By Dom Cioffi
I always used to find it funny when I heard adults talk about reading the obituaries. Scanning the daily paper to see who died simply came across as a morbid activity to me. And then I ended up with a college roommate who changed my opinion entirely.
During college we used to always get a Sunday newspaper and then pass it around in the morning as we recuperated from our Saturday night activities. Normally we would all fight over who got the funny pages and the sports section. However, one of my roommates never joined in – he was quite content to grab a different section of the paper.
At some point one of us noticed his keen interest in this other section and inquired about the appeal. That was when he unveiled his fascination with the obituaries.
He explained that he inherited his interest in the obituaries from his father who believed that every person led an interesting life. His father used to sit him down as a child and read him the life stories of people who had recently passed. Later, when he learned to read, he continued the tradition on his own.
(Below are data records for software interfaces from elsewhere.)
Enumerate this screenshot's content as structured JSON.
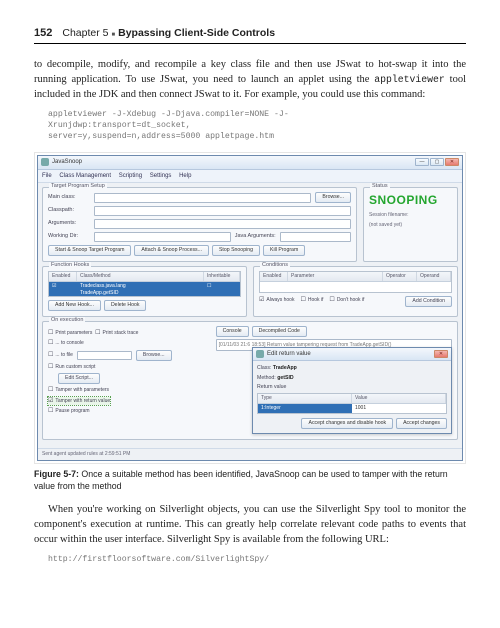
{
  "header": {
    "page": "152",
    "chapter_label": "Chapter 5",
    "chapter_title": "Bypassing Client-Side Controls"
  },
  "p1": "to decompile, modify, and recompile a key class file and then use JSwat to hot-swap it into the running application. To use JSwat, you need to launch an applet using the appletviewer tool included in the JDK and then connect JSwat to it. For example, you could use this command:",
  "command": {
    "l1": "appletviewer -J-Xdebug -J-Djava.compiler=NONE -J-",
    "l2": "Xrunjdwp:transport=dt_socket,",
    "l3": "server=y,suspend=n,address=5000 appletpage.htm"
  },
  "win": {
    "title": "JavaSnoop",
    "menu": {
      "file": "File",
      "cls": "Class Management",
      "scr": "Scripting",
      "set": "Settings",
      "help": "Help"
    },
    "tgt": {
      "legend": "Target Program Setup",
      "main": "Main class:",
      "cp": "Classpath:",
      "args": "Arguments:",
      "wd": "Working Dir:",
      "jargs": "Java Arguments:",
      "browse": "Browse...",
      "b1": "Start & Snoop Target Program",
      "b2": "Attach & Snoop Process...",
      "b3": "Stop Snooping",
      "b4": "Kill Program"
    },
    "status": {
      "legend": "Status",
      "txt": "SNOOPING",
      "sub1": "Session filename:",
      "sub2": "(not saved yet)"
    },
    "hooks": {
      "legend": "Function Hooks",
      "c1": "Enabled",
      "c2": "Class/Method",
      "c3": "Inheritable",
      "rowcls": "Tradeclass.java.lang",
      "rowmtd": "TradeApp.getSID",
      "add": "Add New Hook...",
      "del": "Delete Hook"
    },
    "cond": {
      "legend": "Conditions",
      "c1": "Enabled",
      "c2": "Parameter",
      "c3": "Operator",
      "c4": "Operand",
      "always": "Always hook",
      "ifcond": "Hook if",
      "dont": "Don't hook if",
      "addc": "Add Condition"
    },
    "exec": {
      "legend": "On execution",
      "pparams": "Print parameters",
      "pstack": "Print stack trace",
      "toconsole": "... to console",
      "tofile": "... to file",
      "browse": "Browse...",
      "runscript": "Run custom script",
      "editscript": "Edit Script...",
      "tparams": "Tamper with parameters",
      "tret": "Tamper with return value",
      "pause": "Pause program",
      "tab1": "Console",
      "tab2": "Decompiled Code",
      "log": "[01/11/03 21:6 18:53] Return value tampering request from TradeApp.getSID()"
    },
    "statusbar": "Sent agent updated rules at 2:59:51 PM"
  },
  "dlg": {
    "title": "Edit return value",
    "cls_l": "Class:",
    "cls_v": "TradeApp",
    "mtd_l": "Method:",
    "mtd_v": "getSID",
    "rv": "Return value",
    "th1": "Type",
    "th2": "Value",
    "type": "1:Integer",
    "value": "1001",
    "b1": "Accept changes and disable hook",
    "b2": "Accept changes"
  },
  "caption": {
    "label": "Figure 5-7:",
    "text": " Once a suitable method has been identified, JavaSnoop can be used to tamper with the return value from the method"
  },
  "p2": "When you're working on Silverlight objects, you can use the Silverlight Spy tool to monitor the component's execution at runtime. This can greatly help correlate relevant code paths to events that occur within the user interface. Silverlight Spy is available from the following URL:",
  "url": "http://firstfloorsoftware.com/SilverlightSpy/"
}
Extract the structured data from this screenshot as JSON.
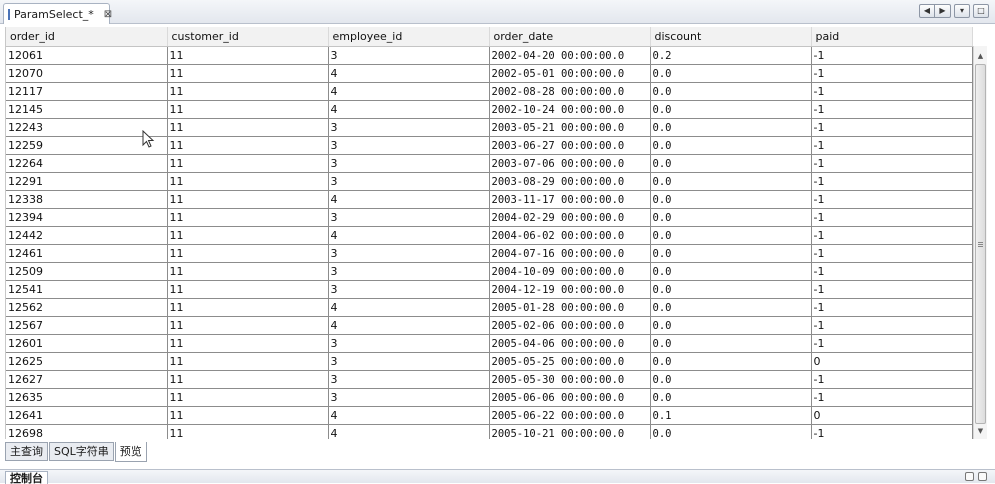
{
  "editor_tab": {
    "title": "ParamSelect_*",
    "close_glyph": "⊠",
    "icon": "table-file-icon"
  },
  "window_controls": {
    "prev": "◀",
    "next": "▶",
    "menu": "▾",
    "maximize": "□"
  },
  "table": {
    "columns": [
      "order_id",
      "customer_id",
      "employee_id",
      "order_date",
      "discount",
      "paid"
    ],
    "rows": [
      [
        "12061",
        "11",
        "3",
        "2002-04-20 00:00:00.0",
        "0.2",
        "-1"
      ],
      [
        "12070",
        "11",
        "4",
        "2002-05-01 00:00:00.0",
        "0.0",
        "-1"
      ],
      [
        "12117",
        "11",
        "4",
        "2002-08-28 00:00:00.0",
        "0.0",
        "-1"
      ],
      [
        "12145",
        "11",
        "4",
        "2002-10-24 00:00:00.0",
        "0.0",
        "-1"
      ],
      [
        "12243",
        "11",
        "3",
        "2003-05-21 00:00:00.0",
        "0.0",
        "-1"
      ],
      [
        "12259",
        "11",
        "3",
        "2003-06-27 00:00:00.0",
        "0.0",
        "-1"
      ],
      [
        "12264",
        "11",
        "3",
        "2003-07-06 00:00:00.0",
        "0.0",
        "-1"
      ],
      [
        "12291",
        "11",
        "3",
        "2003-08-29 00:00:00.0",
        "0.0",
        "-1"
      ],
      [
        "12338",
        "11",
        "4",
        "2003-11-17 00:00:00.0",
        "0.0",
        "-1"
      ],
      [
        "12394",
        "11",
        "3",
        "2004-02-29 00:00:00.0",
        "0.0",
        "-1"
      ],
      [
        "12442",
        "11",
        "4",
        "2004-06-02 00:00:00.0",
        "0.0",
        "-1"
      ],
      [
        "12461",
        "11",
        "3",
        "2004-07-16 00:00:00.0",
        "0.0",
        "-1"
      ],
      [
        "12509",
        "11",
        "3",
        "2004-10-09 00:00:00.0",
        "0.0",
        "-1"
      ],
      [
        "12541",
        "11",
        "3",
        "2004-12-19 00:00:00.0",
        "0.0",
        "-1"
      ],
      [
        "12562",
        "11",
        "4",
        "2005-01-28 00:00:00.0",
        "0.0",
        "-1"
      ],
      [
        "12567",
        "11",
        "4",
        "2005-02-06 00:00:00.0",
        "0.0",
        "-1"
      ],
      [
        "12601",
        "11",
        "3",
        "2005-04-06 00:00:00.0",
        "0.0",
        "-1"
      ],
      [
        "12625",
        "11",
        "3",
        "2005-05-25 00:00:00.0",
        "0.0",
        "0"
      ],
      [
        "12627",
        "11",
        "3",
        "2005-05-30 00:00:00.0",
        "0.0",
        "-1"
      ],
      [
        "12635",
        "11",
        "3",
        "2005-06-06 00:00:00.0",
        "0.0",
        "-1"
      ],
      [
        "12641",
        "11",
        "4",
        "2005-06-22 00:00:00.0",
        "0.1",
        "0"
      ],
      [
        "12698",
        "11",
        "4",
        "2005-10-21 00:00:00.0",
        "0.0",
        "-1"
      ]
    ]
  },
  "scrollbar": {
    "up": "▲",
    "down": "▼"
  },
  "subtabs": [
    "主查询",
    "SQL字符串",
    "预览"
  ],
  "console": {
    "title": "控制台"
  }
}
The activity, while foreign to me, sparked enough interest that I started to read the obituaries from time to time. And sure enough, the life stories that were revealed were almost always intriguing in one way or another.
To this day, when I run across a newspaper, I instinctually flip to the obituaries because there, surrounded by news reports of war and crime and poverty, are the life stories of regular people whose deeds and accomplishments more often than not went unnoticed until their death.
One of these obituaries was published this past week. It was for Vincent Crocker – my stepfather – who recently passed away after a long battle with cancer.
Vinny (as we all called him) was a regular man, unremarkable on the surface, but with an amazing story buried beneath.
He was born in Chester, Vt., where he lived and worked for most of his life. His father started a map company called The National Survey, which produced highly detailed maps that were internationally recognized for their precision and beauty.
Vinny worked for his dad’s map company until he was shipped off to fight in WWII. When the military brass realized he was a cartographer (map maker), they immediately began to utilize his talents in preparation for impending invasions.
Once in the European theater, Vinny specialized in the bombing and rebuilding of strategic bridges. It was during one of these missions that a German bomb detonated near him, killing many of the soldiers in his platoon and rendering his hearing diminished for the rest of his life.
Vinny concluded his war experience by fighting in the Battle of the Bulge and liberating prisoners at the Dachau Concentration Camp. Of the latter, he once mentioned how disturbing it was to see the prisoners at Dachau, with their emaciated frames resembling walking corpses.
When the war concluded, Vinny was asked to be the driver for one of General Patton’s top commanders because of his knowledge and skill with maps. He spent months traversing the German landscape as plans were made to rebuild the decimated country.
Upon returning to the States, Vinny assumed the leadership of his father’s business, where he remained until his retirement.
It was a decade prior to his retirement that Vinny met my mother, swooping in out of nowhere to rescue her from the difficult end of my father’s life.
Like most children who experience the addition of a new parent, I was hesitant and suspicious of this new man in my mother’s life. However, over time I came to realize that above everything, Vinny loved my mother and wanted nothing more than to make her happy and secure.
Until his dying day, Vinny remained a strong and loyal man. He hunted and fished and sugared for as long as his body would allow and remained committed to watching his beloved Red Sox and Patriots grind it out on the playing fields.
But as the end closed in, Vinny worried most about one thing: was the world going to survive all the evil and chaos erupting around the globe. He had fought valiantly for freedom and did not want to see that freedom lost for coming generations.
In this week’s feature, “Tomorrowland,” we meet another man who is concerned about the future, so much so that he’s willing to time travel there to make sure it remains.
Starring George Clooney, “Tomorrowland” imagines a futuristic world full of hope, beauty, and opportunity. But this world may cease to exist unless Clooney and a young friend can find a way to alter the destructive behaviors of mankind.
This film had an epic theme but it was unfortunately diluted by a disjointed and unconvincing storyline. I really wanted to like it, but it simply fell flat.
Check this one out if science fiction is your favorite genre, otherwise put your theater dollars to better use. An unrealized “C-” for “Tomorrowland.”
Got a question or comment for Dom? You can email him at firstname.lastname@example.org.